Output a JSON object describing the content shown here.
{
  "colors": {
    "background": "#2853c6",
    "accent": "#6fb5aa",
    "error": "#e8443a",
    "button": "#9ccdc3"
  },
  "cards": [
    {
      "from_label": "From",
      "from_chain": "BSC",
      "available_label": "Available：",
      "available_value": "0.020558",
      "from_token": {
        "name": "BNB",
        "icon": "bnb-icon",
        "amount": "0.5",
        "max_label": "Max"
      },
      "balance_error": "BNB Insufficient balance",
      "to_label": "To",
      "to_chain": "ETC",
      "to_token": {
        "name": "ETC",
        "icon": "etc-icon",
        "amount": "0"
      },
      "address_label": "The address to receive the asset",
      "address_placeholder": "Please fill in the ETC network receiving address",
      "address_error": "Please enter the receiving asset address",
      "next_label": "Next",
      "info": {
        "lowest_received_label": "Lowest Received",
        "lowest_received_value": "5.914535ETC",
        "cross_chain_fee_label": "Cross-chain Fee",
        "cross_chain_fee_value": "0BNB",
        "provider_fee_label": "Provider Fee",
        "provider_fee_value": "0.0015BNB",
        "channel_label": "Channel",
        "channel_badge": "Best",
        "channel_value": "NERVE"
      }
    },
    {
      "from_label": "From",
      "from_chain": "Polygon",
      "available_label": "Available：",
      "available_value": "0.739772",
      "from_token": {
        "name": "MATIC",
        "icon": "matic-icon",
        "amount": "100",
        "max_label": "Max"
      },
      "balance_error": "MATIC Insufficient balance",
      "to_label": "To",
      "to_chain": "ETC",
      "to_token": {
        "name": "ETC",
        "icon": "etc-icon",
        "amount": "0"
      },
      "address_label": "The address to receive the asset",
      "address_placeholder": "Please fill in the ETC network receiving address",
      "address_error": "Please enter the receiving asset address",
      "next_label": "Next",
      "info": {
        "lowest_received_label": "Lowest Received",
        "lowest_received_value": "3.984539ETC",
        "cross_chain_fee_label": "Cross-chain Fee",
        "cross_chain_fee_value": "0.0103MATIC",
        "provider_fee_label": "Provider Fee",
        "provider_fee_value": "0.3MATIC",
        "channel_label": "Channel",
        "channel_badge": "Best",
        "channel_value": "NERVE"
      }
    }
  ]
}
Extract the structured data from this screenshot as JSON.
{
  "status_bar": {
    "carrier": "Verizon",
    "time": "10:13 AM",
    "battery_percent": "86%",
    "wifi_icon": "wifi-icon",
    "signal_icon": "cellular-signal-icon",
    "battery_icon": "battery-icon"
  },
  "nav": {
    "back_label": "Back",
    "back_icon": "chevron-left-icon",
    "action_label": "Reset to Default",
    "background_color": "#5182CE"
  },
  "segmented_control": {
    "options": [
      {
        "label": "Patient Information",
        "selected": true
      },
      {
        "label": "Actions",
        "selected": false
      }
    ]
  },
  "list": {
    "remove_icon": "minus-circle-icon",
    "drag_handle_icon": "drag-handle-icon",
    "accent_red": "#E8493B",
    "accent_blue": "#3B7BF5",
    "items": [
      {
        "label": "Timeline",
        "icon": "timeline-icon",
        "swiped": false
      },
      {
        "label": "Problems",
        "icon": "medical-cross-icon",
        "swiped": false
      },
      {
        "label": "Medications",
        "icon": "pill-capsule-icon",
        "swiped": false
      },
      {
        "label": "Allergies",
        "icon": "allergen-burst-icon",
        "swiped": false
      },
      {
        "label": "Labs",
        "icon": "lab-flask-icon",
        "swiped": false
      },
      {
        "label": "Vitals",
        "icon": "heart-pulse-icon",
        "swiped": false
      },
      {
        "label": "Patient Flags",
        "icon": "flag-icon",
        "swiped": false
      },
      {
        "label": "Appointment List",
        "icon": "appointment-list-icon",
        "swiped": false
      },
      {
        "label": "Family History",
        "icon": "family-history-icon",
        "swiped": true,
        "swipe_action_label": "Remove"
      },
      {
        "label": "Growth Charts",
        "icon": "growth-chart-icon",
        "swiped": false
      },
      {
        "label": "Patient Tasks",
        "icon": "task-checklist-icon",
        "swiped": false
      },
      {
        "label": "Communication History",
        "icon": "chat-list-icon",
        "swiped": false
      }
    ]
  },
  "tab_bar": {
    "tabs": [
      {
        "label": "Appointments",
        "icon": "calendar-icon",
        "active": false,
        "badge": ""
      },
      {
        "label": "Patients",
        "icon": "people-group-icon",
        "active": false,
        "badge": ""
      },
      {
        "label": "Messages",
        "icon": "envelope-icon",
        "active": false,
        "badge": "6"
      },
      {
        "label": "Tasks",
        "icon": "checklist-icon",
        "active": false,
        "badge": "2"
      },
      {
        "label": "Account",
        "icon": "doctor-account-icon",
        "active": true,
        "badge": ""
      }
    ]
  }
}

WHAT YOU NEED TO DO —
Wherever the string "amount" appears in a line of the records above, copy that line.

ANSWER —
        "amount": "0.5",
        "amount": "0"
        "amount": "100",
        "amount": "0"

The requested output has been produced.